Last night I worked on one of the scenes I've been struggling with in the WIP. I added details, dialogue, but the scene just felt . . . flat. So I took a close look at the scene to try and figure out what was wrong. I figured it out almost immediately: the point of view.
The scene is from the heroine's point of view. So I considered what the scene reveals, why telling it from her POV is important. Then it hit me; the scene doesn't reveal anything new, not from her point of view. So I switched it. Now it's from the hero's POV, and suddenly the scene is infused with emotion. It's no longer two people having a conversation. It's a conversation with underlying hope and longing.
One of those moments when the story clicks into place.
Thursday, August 09, 2007
Absorbed in Research
Research is fun. It can also be distracting, but at the moment I'm devouring a couple of books that will help with the current WIP. I'm particularly enjoying the one about 19th century women's clothing. Fascinating stuff, and I think it's helped me pin down the setting.
Here's the thing about research. If I do too much of it before I start writing, I get so caught up in it that I put off the actual writing. This is probably because I don't always know exactly what information I need until I've written a draft.
So now I've written enough that I can do some research. I just keep trying to remind myself that I don't need to read the books cover to cover right now to get the specific information I need. Researching just to learn more can be so tempting . . .
Anyone else feel that way?
Wednesday, August 08, 2007
I'm still working on my historical. I've got the basic story down; now I'm filling it in and working on the transitions that will put the puzzle of my manuscript together. Am I winning? It doesn't feel like it yet. Ask me again in another week.
The good news is I'm pretty motivated to finish. I have several novellas and other projects I want to work on the rest of the year.
Two of my coworkers and I are encouraging each other to write. We bring a little something to share with each other every day. This is nice. I'm the only romance writer; the others are writing historical fiction and fantasy. Still, sharing our work keeps us writing.
Sunday, August 05, 2007
I continue to listen to 2006 RWA classes--too many to list. A few of the classes have mentioned using secondary romances to create single titles. This isn't something I typically do, although I haven't written that many single titles. (In fact, I have two WIP that will be single titles . . . eventually.)
Still, writing secondary romances is an idea I resist, I think because I tend not to enjoy them as a reader. Actually, that's putting it too strongly. I prefer not to have them. I've certainly read lots of books where I've enjoyed the secondary romance, sometimes as much as the primary romance. In one or two cases, I've enjoyed the secondary romance more.

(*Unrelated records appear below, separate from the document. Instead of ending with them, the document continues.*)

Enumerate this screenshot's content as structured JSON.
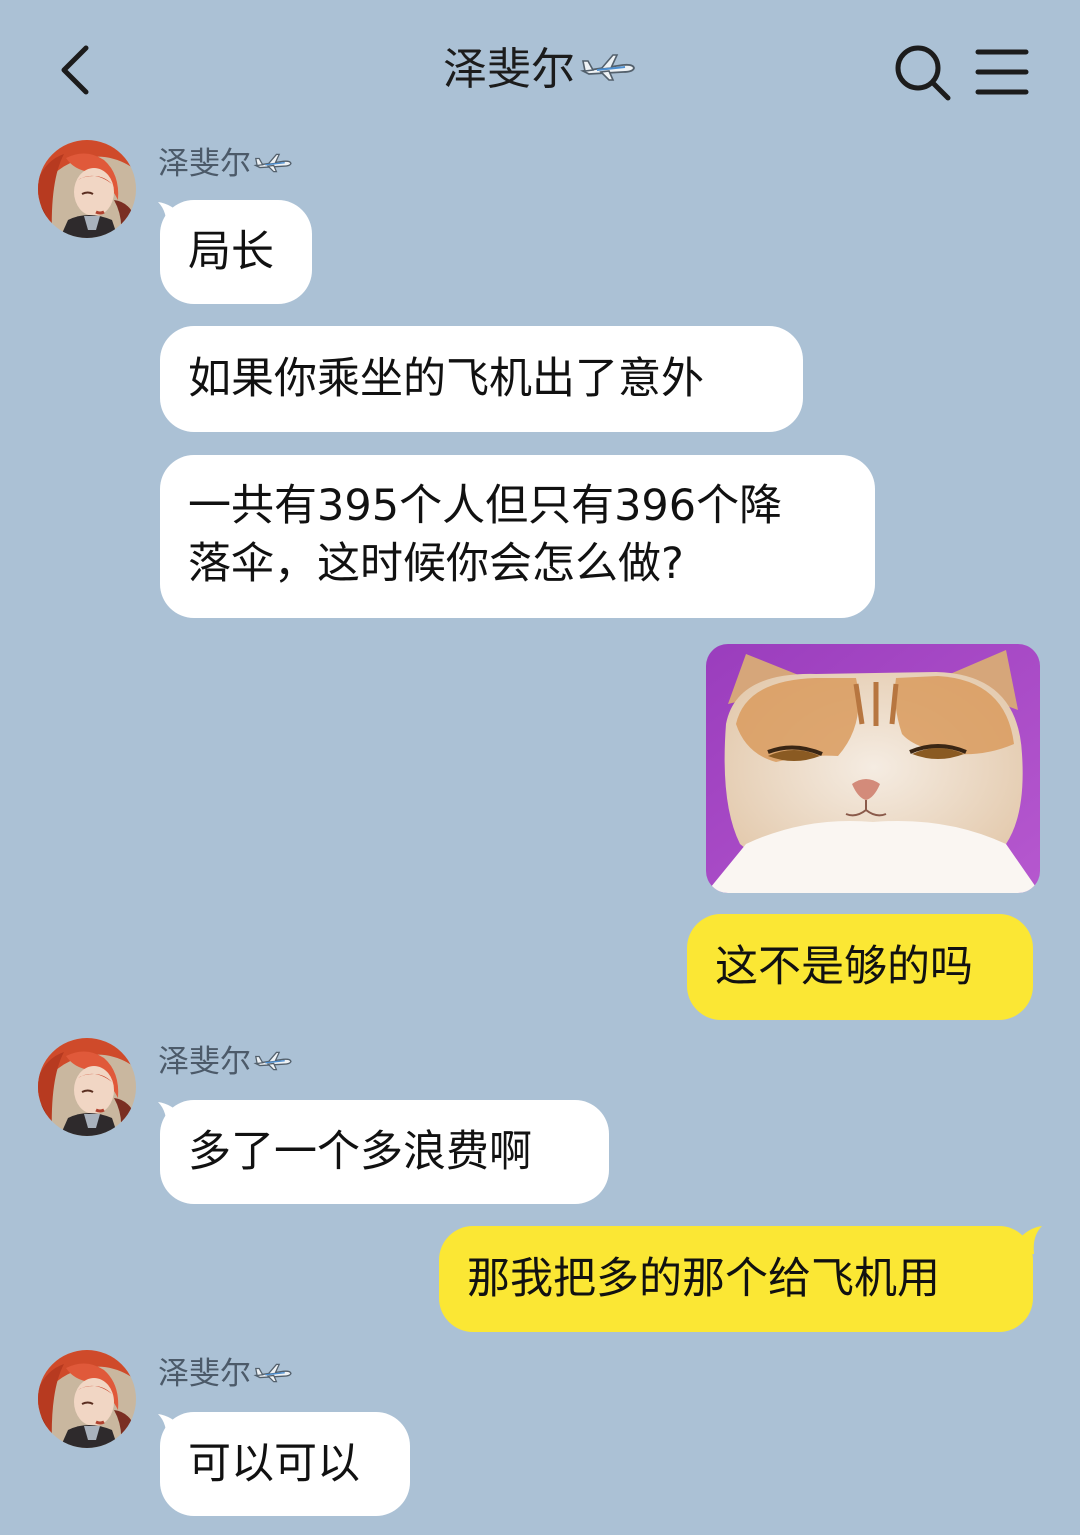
{
  "header": {
    "title": "泽斐尔",
    "back_icon": "chevron-left-icon",
    "search_icon": "search-icon",
    "menu_icon": "menu-icon",
    "title_badge_icon": "airplane-icon"
  },
  "colors": {
    "background": "#abc1d5",
    "incoming_bubble": "#ffffff",
    "outgoing_bubble": "#fbe734",
    "sender_name": "#4c5a69"
  },
  "messages": [
    {
      "sender": "泽斐尔",
      "direction": "incoming",
      "text": "局长"
    },
    {
      "sender": "泽斐尔",
      "direction": "incoming",
      "text": "如果你乘坐的飞机出了意外"
    },
    {
      "sender": "泽斐尔",
      "direction": "incoming",
      "lines": [
        "一共有395个人但只有396个降",
        "落伞，这时候你会怎么做?"
      ]
    },
    {
      "direction": "outgoing",
      "type": "sticker",
      "description_icon": "cat-face-sticker"
    },
    {
      "direction": "outgoing",
      "text": "这不是够的吗"
    },
    {
      "sender": "泽斐尔",
      "direction": "incoming",
      "text": "多了一个多浪费啊"
    },
    {
      "direction": "outgoing",
      "text": "那我把多的那个给飞机用"
    },
    {
      "sender": "泽斐尔",
      "direction": "incoming",
      "text": "可以可以"
    }
  ]
}
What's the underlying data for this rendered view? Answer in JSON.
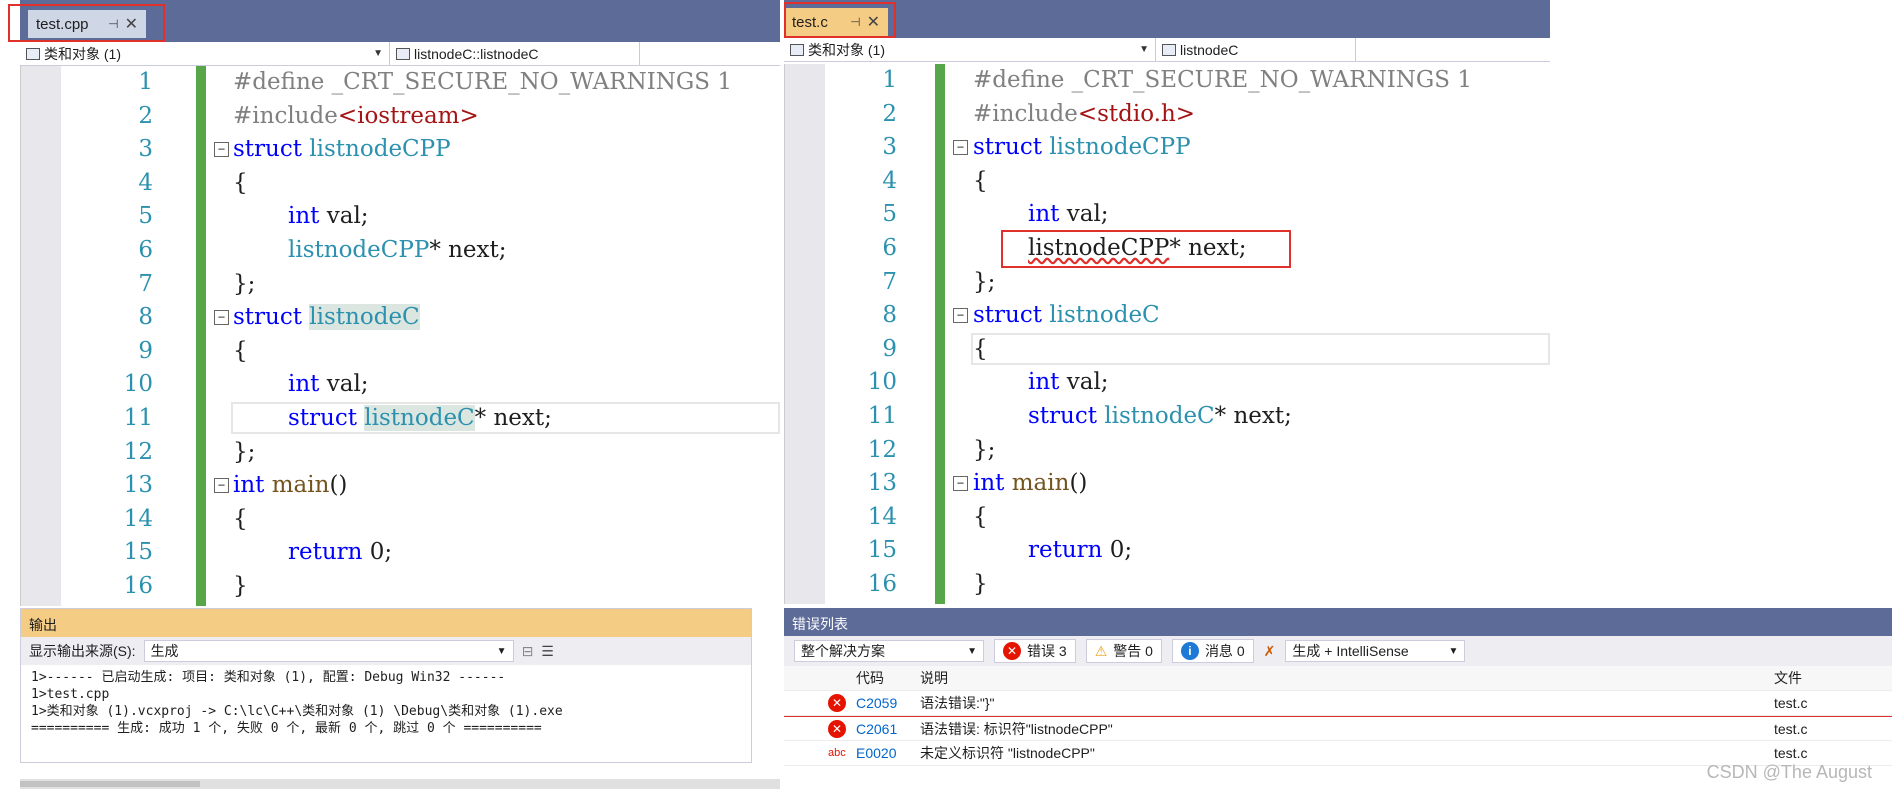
{
  "left": {
    "tab": {
      "label": "test.cpp",
      "pin": "⊣",
      "close": "✕"
    },
    "nav": {
      "scope": "类和对象 (1)",
      "member": "listnodeC::listnodeC"
    },
    "lines": [
      {
        "n": "1"
      },
      {
        "n": "2"
      },
      {
        "n": "3"
      },
      {
        "n": "4"
      },
      {
        "n": "5"
      },
      {
        "n": "6"
      },
      {
        "n": "7"
      },
      {
        "n": "8"
      },
      {
        "n": "9"
      },
      {
        "n": "10"
      },
      {
        "n": "11"
      },
      {
        "n": "12"
      },
      {
        "n": "13"
      },
      {
        "n": "14"
      },
      {
        "n": "15"
      },
      {
        "n": "16"
      }
    ],
    "code": {
      "l1_pp": "#define _CRT_SECURE_NO_WARNINGS 1",
      "l2_pp": "#include",
      "l2_inc": "<iostream>",
      "l3_kw": "struct",
      "l3_ty": "listnodeCPP",
      "l4": "{",
      "l5_kw": "int",
      "l5_rest": " val;",
      "l6_ty": "listnodeCPP",
      "l6_rest": "* next;",
      "l7": "};",
      "l8_kw": "struct",
      "l8_ty": "listnodeC",
      "l9": "{",
      "l10_kw": "int",
      "l10_rest": " val;",
      "l11_kw": "struct",
      "l11_ty": "listnodeC",
      "l11_rest": "* next;",
      "l12": "};",
      "l13_kw": "int",
      "l13_fn": "main",
      "l13_rest": "()",
      "l14": "{",
      "l15_kw": "return",
      "l15_rest": " 0;",
      "l16": "}"
    },
    "output": {
      "title": "输出",
      "source_label": "显示输出来源(S):",
      "source_value": "生成",
      "lines": [
        "1>------ 已启动生成: 项目: 类和对象 (1), 配置: Debug Win32 ------",
        "1>test.cpp",
        "1>类和对象 (1).vcxproj -> C:\\lc\\C++\\类和对象 (1) \\Debug\\类和对象 (1).exe",
        "========== 生成: 成功 1 个, 失败 0 个, 最新 0 个, 跳过 0 个 =========="
      ]
    }
  },
  "right": {
    "tab": {
      "label": "test.c",
      "pin": "⊣",
      "close": "✕"
    },
    "nav": {
      "scope": "类和对象 (1)",
      "member": "listnodeC"
    },
    "code": {
      "l1_pp": "#define _CRT_SECURE_NO_WARNINGS 1",
      "l2_pp": "#include",
      "l2_inc": "<stdio.h>",
      "l3_kw": "struct",
      "l3_ty": "listnodeCPP",
      "l4": "{",
      "l5_kw": "int",
      "l5_rest": " val;",
      "l6_err": "listnodeCPP",
      "l6_rest": "* next;",
      "l7": "};",
      "l8_kw": "struct",
      "l8_ty": "listnodeC",
      "l9": "{",
      "l10_kw": "int",
      "l10_rest": " val;",
      "l11_kw": "struct",
      "l11_ty": "listnodeC",
      "l11_rest": "* next;",
      "l12": "};",
      "l13_kw": "int",
      "l13_fn": "main",
      "l13_rest": "()",
      "l14": "{",
      "l15_kw": "return",
      "l15_rest": " 0;",
      "l16": "}"
    },
    "errors": {
      "title": "错误列表",
      "scope": "整个解决方案",
      "errors_badge": "错误 3",
      "warnings_badge": "警告 0",
      "messages_badge": "消息 0",
      "build_filter": "生成 + IntelliSense",
      "col_code": "代码",
      "col_desc": "说明",
      "col_file": "文件",
      "rows": [
        {
          "code": "C2059",
          "desc": "语法错误:\"}\"",
          "file": "test.c"
        },
        {
          "code": "C2061",
          "desc": "语法错误: 标识符\"listnodeCPP\"",
          "file": "test.c"
        },
        {
          "code": "E0020",
          "desc": "未定义标识符 \"listnodeCPP\"",
          "file": "test.c"
        }
      ]
    }
  },
  "watermark": "CSDN @The  August",
  "colors": {
    "keyword": "#0000ff",
    "type": "#2b91af",
    "include": "#a31515",
    "error": "#e0302c",
    "gutter_change": "#57a64a"
  }
}
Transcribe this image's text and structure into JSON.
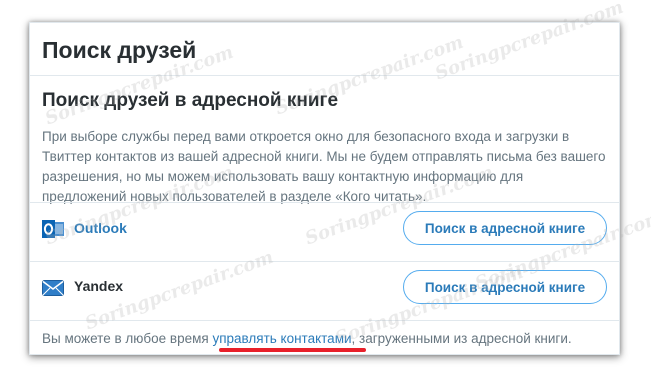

But even as I'm reading and enjoying, I sigh inwardly as I get caught up in one story then get jerked to a halt as the next subplot begins. And it happens again each time the story shifts.
What this means is that I'm not likely to include secondary romances in my books. Just a personal choice.
Readers and writers: what's your opinion about secondary romances?